PZ Myers manages to overlook all comments so far and claims, bravely, on comment #23 that his critics were lying when they say that Dawkins isn’t particular popular among his crowd:
[…] However, if you look over the questions posted on the IamA, you’ll see that they’re polite and friendly throughout. Kinda gives the lie to the idea that the horde was sent out “after” Dawkins, don’t you think? I also suspect that the majority of the readers here, like me, respect Dawkins for his expertise and merely do not endorse the idea that he’s infallible, and are willing to call him out on differences of opinion. – PZ Myers, Comment #23
I don’t remember where anyone cared whether he sent his horde to pharyngulate Dawkins AMA. The issue was much more general hostility and smearing, not some AMA. He just tried to lower the bar so he can claim the hostilities weren’t that severe. Though even that failed. In stark contrast is his argument, again, that he and his followers merely burn the Cloak of Infallibility and nothing else. Remember folks, it’s just mild criticism! And that makes their whole show so hilarious often times, immediately afterwards regulars casts doubt on PZ Myer’s words. The brave host has to give in and tries to mitigate the damage only seven comments later. At #30 he claims:
Dawkins is a very smart guy and a great communicator…in his field. I will agree that he often digs himself a deep hole on social issues. But, you know, when we say that there should be no masters and no heroes, and that everyone should be subject to criticism, and there’s no one who’s perfect, we also need to recognize the complement to that: no one is totally bad, everyone has some area in which they’re right and good, and there’s no one who is perfectly bad. – PZ Myers, Comment #30
That makes PZ Myers the tragi-comical character that he is, as his commentariat keeps carping on.
As an other illustration and since it’s just in, some more hilarity comes today from the Atheism Plus department of the Social Justice League. It shows what kind of authoritarians they are. The admin proposes guidelines for April Fools Day.
[…] I’m not opposed to April Fools jokes here, but I think maybe we should put out guidelines that include, among other things:
- No screamers (dangerous for epilepsy & anxiety disorders)
- No shock photos (triggering)
- No other dangerous jokes
- If a joke is reported as triggering or otherwise dangerous, it may be hiddentexted or deleted per mod discretion

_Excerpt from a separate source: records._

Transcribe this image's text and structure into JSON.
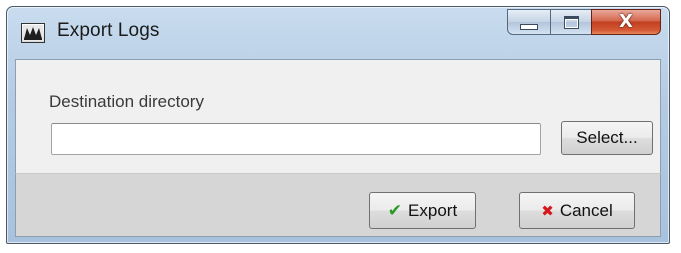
{
  "window": {
    "title": "Export Logs",
    "icons": {
      "app": "app-logo-icon",
      "minimize": "minimize-icon",
      "maximize": "maximize-icon",
      "close": "close-icon"
    },
    "close_glyph": "X"
  },
  "form": {
    "label": "Destination directory",
    "directory_value": "",
    "directory_placeholder": "",
    "select_label": "Select..."
  },
  "footer": {
    "export_label": "Export",
    "export_icon": "checkmark-icon",
    "export_icon_color": "#2c9a25",
    "cancel_label": "Cancel",
    "cancel_icon": "x-mark-icon",
    "cancel_icon_color": "#d6181e"
  }
}
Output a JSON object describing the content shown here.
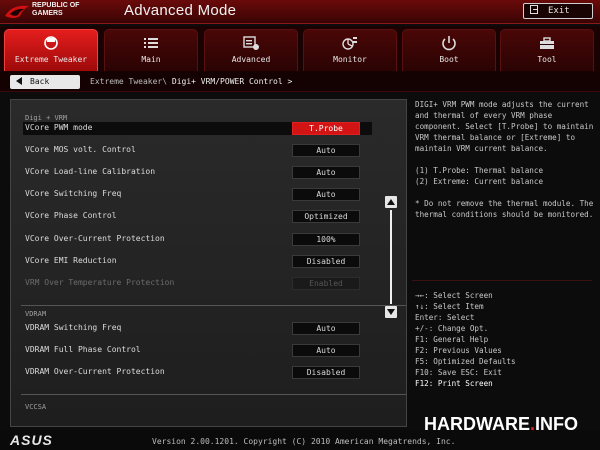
{
  "header": {
    "brand_line1": "REPUBLIC OF",
    "brand_line2": "GAMERS",
    "title": "Advanced Mode",
    "exit_label": "Exit"
  },
  "tabs": [
    {
      "label": "Extreme Tweaker",
      "icon": "gauge-icon",
      "active": true
    },
    {
      "label": "Main",
      "icon": "list-icon",
      "active": false
    },
    {
      "label": "Advanced",
      "icon": "advanced-icon",
      "active": false
    },
    {
      "label": "Monitor",
      "icon": "fan-monitor-icon",
      "active": false
    },
    {
      "label": "Boot",
      "icon": "power-icon",
      "active": false
    },
    {
      "label": "Tool",
      "icon": "toolbox-icon",
      "active": false
    }
  ],
  "nav": {
    "back_label": "Back",
    "breadcrumb_parent": "Extreme Tweaker\\",
    "breadcrumb_current": "Digi+ VRM/POWER Control >"
  },
  "sections": {
    "digi": "Digi + VRM",
    "vdram": "VDRAM",
    "vccsa": "VCCSA"
  },
  "settings": [
    {
      "label": "VCore PWM mode",
      "value": "T.Probe"
    },
    {
      "label": "VCore MOS volt. Control",
      "value": "Auto"
    },
    {
      "label": "VCore Load-line Calibration",
      "value": "Auto"
    },
    {
      "label": "VCore Switching Freq",
      "value": "Auto"
    },
    {
      "label": "VCore Phase Control",
      "value": "Optimized"
    },
    {
      "label": "VCore Over-Current Protection",
      "value": "100%"
    },
    {
      "label": "VCore EMI Reduction",
      "value": "Disabled"
    },
    {
      "label": "VRM Over Temperature Protection",
      "value": "Enabled"
    },
    {
      "label": "VDRAM Switching Freq",
      "value": "Auto"
    },
    {
      "label": "VDRAM Full Phase Control",
      "value": "Auto"
    },
    {
      "label": "VDRAM Over-Current Protection",
      "value": "Disabled"
    }
  ],
  "help": {
    "p1": "DIGI+ VRM PWM mode adjusts the current and thermal of every VRM phase component. Select [T.Probe] to maintain VRM thermal balance or [Extreme] to maintain VRM current balance.",
    "p2a": "(1) T.Probe: Thermal balance",
    "p2b": "(2) Extreme: Current balance",
    "p3": "* Do not remove the thermal module. The thermal conditions should be monitored."
  },
  "keys": [
    "→←: Select Screen",
    "↑↓: Select Item",
    "Enter: Select",
    "+/-: Change Opt.",
    "F1: General Help",
    "F2: Previous Values",
    "F5: Optimized Defaults",
    "F10: Save  ESC: Exit",
    "F12: Print Screen"
  ],
  "footer": {
    "logo": "ASUS",
    "version": "Version 2.00.1201. Copyright (C) 2010 American Megatrends, Inc.",
    "watermark_a": "HARDWARE",
    "watermark_dot": ".",
    "watermark_b": "INFO"
  },
  "colors": {
    "accent": "#d31414",
    "header": "#5a0808"
  }
}
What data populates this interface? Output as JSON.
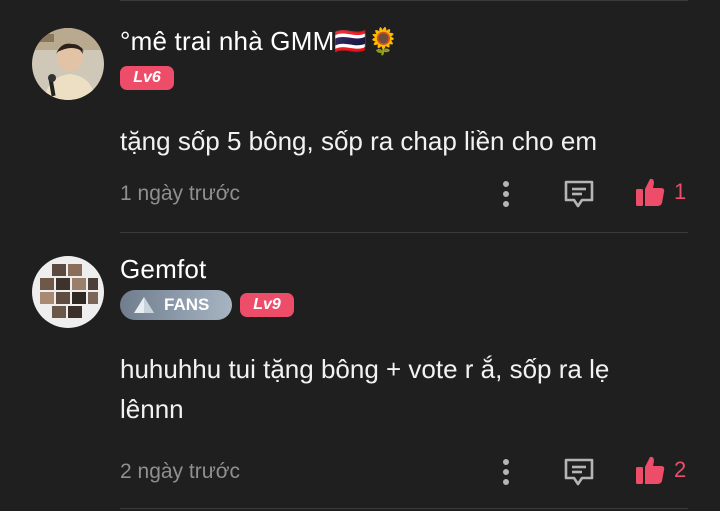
{
  "comments": [
    {
      "username": "°mê trai nhà GMM🇹🇭🌻",
      "level": "Lv6",
      "body": "tặng sốp 5 bông, sốp ra chap liền cho em",
      "timestamp": "1 ngày trước",
      "likes": "1"
    },
    {
      "username": "Gemfot",
      "fans_badge": "FANS",
      "level": "Lv9",
      "body": "huhuhhu tui tặng bông + vote r ắ, sốp ra lẹ lênnn",
      "timestamp": "2 ngày trước",
      "likes": "2"
    }
  ],
  "colors": {
    "background": "#1f1f1f",
    "accent": "#ee4d6a",
    "muted_text": "#8f8f8f",
    "icon": "#b5b5b5"
  },
  "icons": [
    "avatar-photo",
    "more-vertical-icon",
    "reply-icon",
    "thumbs-up-icon",
    "triangle-icon"
  ]
}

- And if your joke takes the form of a link to media (e.g. Rickrolling), it should be explicit what kind of media it is (for sensory disability and potentially for epilepsy)
My intention is to encourage people to be safety-conscious and considerate to others. Thoughts? Opinions? Things I missed? – Rules for April’s Fool
This is almost certainly not a (meta) joke. They would never make a joke on the backs of people who have epilepsy and the like, though by know they are governed by Poe’s Law, so we never know for sure.
People who want to control everything, narratives, language, what you can think of famous people and even April Fools jokes give a first glimpse of the more sinister aspects that will be featured in part three. For now I like to conclude that Mr Silverman was a target of a “witch hunt” in a polemical sense. Not everyone will agree, because we have to estimate what constitutes a campaign, and what exactly is unfairness. I hope though that even those who disagree get away with the understanding that it’s not entirely off the mark.
Until part three arrives you could read my take on the historical Witch Hunts here. Don’t hesitate, there is a comment section: I love critique, feedback, disagreement, questions and additional thoughts. 🙂